EXERCISE INSTRUCTIONS: Your response should reproduce every line of the entries that contains the word "必要な方のみ".

Records drawn from a dataset:
■ ■ ■ ■ ■

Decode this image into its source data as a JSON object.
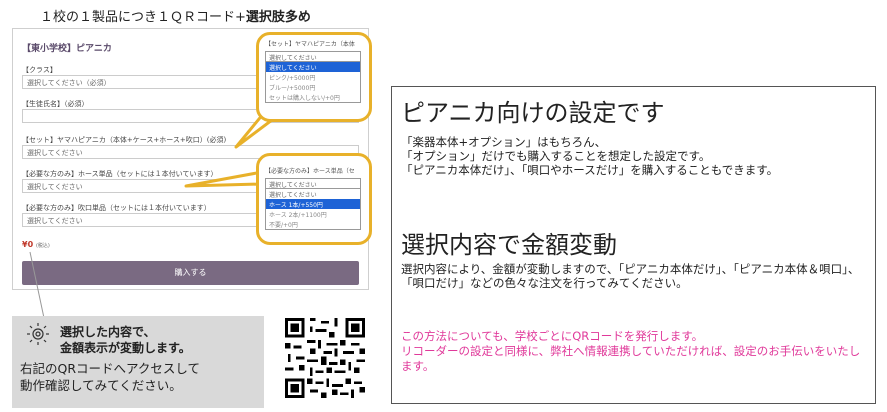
{
  "heading": {
    "prefix": "１校の１製品につき１ＱＲコード+",
    "emphasis": "選択肢多め"
  },
  "form": {
    "product_title": "【東小学校】ピアニカ",
    "class_label": "【クラス】",
    "class_placeholder": "選択してください（必須）",
    "name_label": "【生徒氏名】（必須）",
    "set_label": "【セット】ヤマハピアニカ（本体+ケース+ホース+吹口）(必須)",
    "set_placeholder": "選択してください",
    "hose_label": "【必要な方のみ】ホース単品（セットには１本付いています）",
    "hose_placeholder": "選択してください",
    "mouth_label": "【必要な方のみ】吹口単品（セットには１本付いています）",
    "mouth_placeholder": "選択してください",
    "price": "¥0",
    "price_tax": "(税込)",
    "buy_button": "購入する"
  },
  "dropdown_set": {
    "title": "【セット】ヤマハピアニカ（本体",
    "selected": "選択してください",
    "options": [
      "選択してください",
      "ピンク/+5000円",
      "ブルー/+5000円",
      "セットは購入しない/+0円"
    ]
  },
  "dropdown_hose": {
    "title": "【必要な方のみ】ホース単品（セ",
    "selected": "選択してください",
    "options": [
      "選択してください",
      "ホース 1本/+550円",
      "ホース 2本/+1100円",
      "不要/+0円"
    ]
  },
  "panel": {
    "title1": "ピアニカ向けの設定です",
    "body1": "「楽器本体+オプション」はもちろん、\n「オプション」だけでも購入することを想定した設定です。\n「ピアニカ本体だけ」、「唄口やホースだけ」を購入することもできます。",
    "title2": "選択内容で金額変動",
    "body2": "選択内容により、金額が変動しますので、「ピアニカ本体だけ」、「ピアニカ本体＆唄口」、「唄口だけ」などの色々な注文を行ってみてください。",
    "body3": "この方法についても、学校ごとにQRコードを発行します。\nリコーダーの設定と同様に、弊社へ情報連携していただければ、設定のお手伝いをいたします。"
  },
  "note": {
    "bold_line1": "選択した内容で、",
    "bold_line2": "金額表示が変動します。",
    "text_line1": "右記のQRコードへアクセスして",
    "text_line2": "動作確認してみてください。"
  },
  "colors": {
    "accent_yellow": "#e8b12a",
    "button_purple": "#7a6a82",
    "highlight_blue": "#1e63d6",
    "pink_text": "#e0399a"
  }
}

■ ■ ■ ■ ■

PROBLEM SOLUTION:
    "hose_label": "【必要な方のみ】ホース単品（セットには１本付いています）",
    "mouth_label": "【必要な方のみ】吹口単品（セットには１本付いています）",
    "title": "【必要な方のみ】ホース単品（セ",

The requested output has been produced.